First it was California (version 1 and version 2); then it was Virginia. Now it is Colorado. IT IS NOT GOING TO STOP THERE.
California’s CCPA covered human resources data somewhat. CPRA covers it completely and will require HR departments to create programs to protect HR data.
This includes notices at the time data is collected, new data privacy practices, new rules for third parties that the company uses and procedures for when employees exercise their rights.
While Virginia and Colorado were the next two dominoes to fall, there are about two dozen bills in various state houses.
Some of these cover HR data; others do not.
The Colorado and Virginia are more likely to be the model going forward – with, of course, twists and turns. In part, this is because these laws are written more coherently. Of course that doesn’t mean that some states won’t model their laws after the California.
Unlike California, the Colorado and Virginia laws do not allow for a private right of action – a key contention in getting an agreement for a national privacy law. The Colorado law does allow local district attorneys to go after violators.
All of these laws have three different sets of responsibilities –
- Data controllers – the company or person responsible for the data
- Data processors – an organization that acts as an agent for the controller and in some way processes the data
- The individuals – who have new data rights
Even if the law in a particular state does not affect employee data, HR is likely going to need to be involved anyway. New policies and programs will affect employees in many ways and HR will need to help companies navigate the new path.
and, of course, companies are going to need to figure out where their customers and visitors are located because the laws effect is based on their location, not yours.

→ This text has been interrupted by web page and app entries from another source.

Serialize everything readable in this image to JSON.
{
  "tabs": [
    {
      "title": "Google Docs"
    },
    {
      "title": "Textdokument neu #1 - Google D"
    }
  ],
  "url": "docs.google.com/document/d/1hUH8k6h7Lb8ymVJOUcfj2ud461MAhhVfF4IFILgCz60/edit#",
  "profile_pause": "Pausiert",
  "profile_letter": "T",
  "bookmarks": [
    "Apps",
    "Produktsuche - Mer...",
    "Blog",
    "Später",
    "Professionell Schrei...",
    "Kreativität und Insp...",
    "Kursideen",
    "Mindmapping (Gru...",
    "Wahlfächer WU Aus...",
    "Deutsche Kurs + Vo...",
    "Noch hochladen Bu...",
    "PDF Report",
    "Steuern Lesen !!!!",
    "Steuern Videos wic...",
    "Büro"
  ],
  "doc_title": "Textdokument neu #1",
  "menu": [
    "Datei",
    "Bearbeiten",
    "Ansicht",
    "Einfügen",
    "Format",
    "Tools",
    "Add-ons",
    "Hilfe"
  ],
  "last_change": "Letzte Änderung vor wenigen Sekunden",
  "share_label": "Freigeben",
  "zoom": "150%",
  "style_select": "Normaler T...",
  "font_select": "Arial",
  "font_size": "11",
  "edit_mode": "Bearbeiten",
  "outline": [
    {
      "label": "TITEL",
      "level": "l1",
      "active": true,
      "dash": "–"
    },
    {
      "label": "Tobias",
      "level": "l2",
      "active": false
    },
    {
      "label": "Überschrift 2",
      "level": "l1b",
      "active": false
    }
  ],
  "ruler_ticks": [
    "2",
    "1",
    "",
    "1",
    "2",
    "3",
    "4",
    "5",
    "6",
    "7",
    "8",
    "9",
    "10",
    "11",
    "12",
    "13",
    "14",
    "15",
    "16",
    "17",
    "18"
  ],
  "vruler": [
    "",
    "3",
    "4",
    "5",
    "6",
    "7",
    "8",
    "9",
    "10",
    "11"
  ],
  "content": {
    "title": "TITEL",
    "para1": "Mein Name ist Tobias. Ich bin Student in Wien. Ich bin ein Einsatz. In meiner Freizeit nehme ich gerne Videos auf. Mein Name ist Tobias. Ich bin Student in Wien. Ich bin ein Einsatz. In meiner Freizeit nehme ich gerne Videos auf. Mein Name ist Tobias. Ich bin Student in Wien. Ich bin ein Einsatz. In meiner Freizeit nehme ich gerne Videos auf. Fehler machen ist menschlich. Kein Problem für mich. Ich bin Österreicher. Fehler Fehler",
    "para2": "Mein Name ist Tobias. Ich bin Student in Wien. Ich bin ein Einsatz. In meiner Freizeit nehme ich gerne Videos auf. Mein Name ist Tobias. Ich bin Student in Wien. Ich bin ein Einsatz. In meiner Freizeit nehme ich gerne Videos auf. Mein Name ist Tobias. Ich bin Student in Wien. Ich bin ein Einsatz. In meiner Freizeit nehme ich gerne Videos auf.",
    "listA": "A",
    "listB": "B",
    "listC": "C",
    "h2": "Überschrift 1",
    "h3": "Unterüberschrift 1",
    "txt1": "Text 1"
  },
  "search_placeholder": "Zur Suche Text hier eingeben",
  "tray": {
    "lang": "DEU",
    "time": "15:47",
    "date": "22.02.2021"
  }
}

In addition, companies will need to engage legal talent, whether internal or external.
January 1, 2023 is really not that far away.
For more details, see this article at JD Supra